[Work instruction]: For the word "list", find each line in the entries where it occurs and copy that line.

====== Extracted records

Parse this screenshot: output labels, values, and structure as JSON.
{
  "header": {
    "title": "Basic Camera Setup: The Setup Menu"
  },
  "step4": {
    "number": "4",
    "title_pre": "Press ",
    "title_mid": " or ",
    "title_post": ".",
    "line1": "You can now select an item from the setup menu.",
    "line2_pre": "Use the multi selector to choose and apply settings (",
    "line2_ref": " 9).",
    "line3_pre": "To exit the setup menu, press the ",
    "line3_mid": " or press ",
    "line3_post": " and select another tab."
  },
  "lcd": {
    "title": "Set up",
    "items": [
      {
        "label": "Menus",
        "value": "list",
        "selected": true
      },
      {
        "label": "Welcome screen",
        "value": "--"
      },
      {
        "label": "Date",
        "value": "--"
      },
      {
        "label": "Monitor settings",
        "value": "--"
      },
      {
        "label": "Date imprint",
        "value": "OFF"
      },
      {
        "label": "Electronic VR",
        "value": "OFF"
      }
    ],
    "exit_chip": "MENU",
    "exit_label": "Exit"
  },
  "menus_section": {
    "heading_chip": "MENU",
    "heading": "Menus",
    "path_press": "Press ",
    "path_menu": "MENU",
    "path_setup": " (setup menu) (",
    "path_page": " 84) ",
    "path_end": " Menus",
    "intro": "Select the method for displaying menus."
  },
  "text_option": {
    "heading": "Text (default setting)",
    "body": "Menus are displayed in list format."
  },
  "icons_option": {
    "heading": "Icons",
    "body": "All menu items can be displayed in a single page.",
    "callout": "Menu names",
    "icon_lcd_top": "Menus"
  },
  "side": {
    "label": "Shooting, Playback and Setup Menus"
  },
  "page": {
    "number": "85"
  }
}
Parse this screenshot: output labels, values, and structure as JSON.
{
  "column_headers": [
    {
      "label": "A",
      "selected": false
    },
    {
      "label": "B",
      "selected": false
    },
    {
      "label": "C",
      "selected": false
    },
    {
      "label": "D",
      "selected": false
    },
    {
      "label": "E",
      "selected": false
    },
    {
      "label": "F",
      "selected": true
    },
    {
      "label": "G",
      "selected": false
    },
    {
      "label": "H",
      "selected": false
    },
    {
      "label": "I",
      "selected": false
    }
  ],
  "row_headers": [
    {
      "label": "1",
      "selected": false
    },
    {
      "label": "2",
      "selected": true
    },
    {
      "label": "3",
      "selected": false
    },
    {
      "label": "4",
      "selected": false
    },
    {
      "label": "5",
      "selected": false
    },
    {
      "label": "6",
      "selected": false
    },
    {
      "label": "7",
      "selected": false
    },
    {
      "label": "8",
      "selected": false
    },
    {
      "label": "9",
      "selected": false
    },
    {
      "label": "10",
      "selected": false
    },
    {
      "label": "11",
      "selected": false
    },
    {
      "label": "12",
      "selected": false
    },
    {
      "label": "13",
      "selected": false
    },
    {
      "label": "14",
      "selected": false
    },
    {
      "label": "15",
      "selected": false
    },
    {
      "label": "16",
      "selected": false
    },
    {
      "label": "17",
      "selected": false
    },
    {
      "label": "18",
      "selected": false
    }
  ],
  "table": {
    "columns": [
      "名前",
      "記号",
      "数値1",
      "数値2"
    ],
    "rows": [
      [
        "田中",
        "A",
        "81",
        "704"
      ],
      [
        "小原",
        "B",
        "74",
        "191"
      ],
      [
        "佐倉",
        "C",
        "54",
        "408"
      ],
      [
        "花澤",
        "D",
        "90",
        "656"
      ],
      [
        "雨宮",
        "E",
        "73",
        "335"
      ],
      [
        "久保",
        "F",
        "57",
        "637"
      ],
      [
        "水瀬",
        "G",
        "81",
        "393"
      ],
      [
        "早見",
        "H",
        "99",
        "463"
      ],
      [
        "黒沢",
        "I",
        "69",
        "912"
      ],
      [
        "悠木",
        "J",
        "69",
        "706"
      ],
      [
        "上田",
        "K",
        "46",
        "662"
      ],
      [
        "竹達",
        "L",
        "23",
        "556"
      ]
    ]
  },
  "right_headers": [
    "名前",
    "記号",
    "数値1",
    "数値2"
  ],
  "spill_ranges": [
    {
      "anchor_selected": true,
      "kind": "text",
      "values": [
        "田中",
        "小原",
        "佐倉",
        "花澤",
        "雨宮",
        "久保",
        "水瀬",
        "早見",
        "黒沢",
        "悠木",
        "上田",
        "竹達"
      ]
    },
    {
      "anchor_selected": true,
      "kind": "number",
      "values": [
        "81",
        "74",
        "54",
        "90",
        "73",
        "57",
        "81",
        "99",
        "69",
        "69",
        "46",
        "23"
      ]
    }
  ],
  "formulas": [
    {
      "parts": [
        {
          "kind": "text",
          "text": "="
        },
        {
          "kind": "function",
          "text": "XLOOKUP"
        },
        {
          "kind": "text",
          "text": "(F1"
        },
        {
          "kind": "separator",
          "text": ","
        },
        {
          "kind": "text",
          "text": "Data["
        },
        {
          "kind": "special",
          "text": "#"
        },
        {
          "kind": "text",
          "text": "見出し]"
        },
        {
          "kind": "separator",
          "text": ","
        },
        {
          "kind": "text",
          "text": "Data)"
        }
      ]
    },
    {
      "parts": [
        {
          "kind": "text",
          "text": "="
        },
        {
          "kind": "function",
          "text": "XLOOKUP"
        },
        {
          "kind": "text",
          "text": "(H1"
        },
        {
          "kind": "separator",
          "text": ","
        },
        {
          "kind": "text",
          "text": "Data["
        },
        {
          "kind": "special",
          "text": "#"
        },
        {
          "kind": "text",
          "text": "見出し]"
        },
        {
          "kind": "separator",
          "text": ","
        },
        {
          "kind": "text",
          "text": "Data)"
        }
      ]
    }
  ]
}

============

[Written reply]:
        "value": "list",
    "body": "Menus are displayed in list format."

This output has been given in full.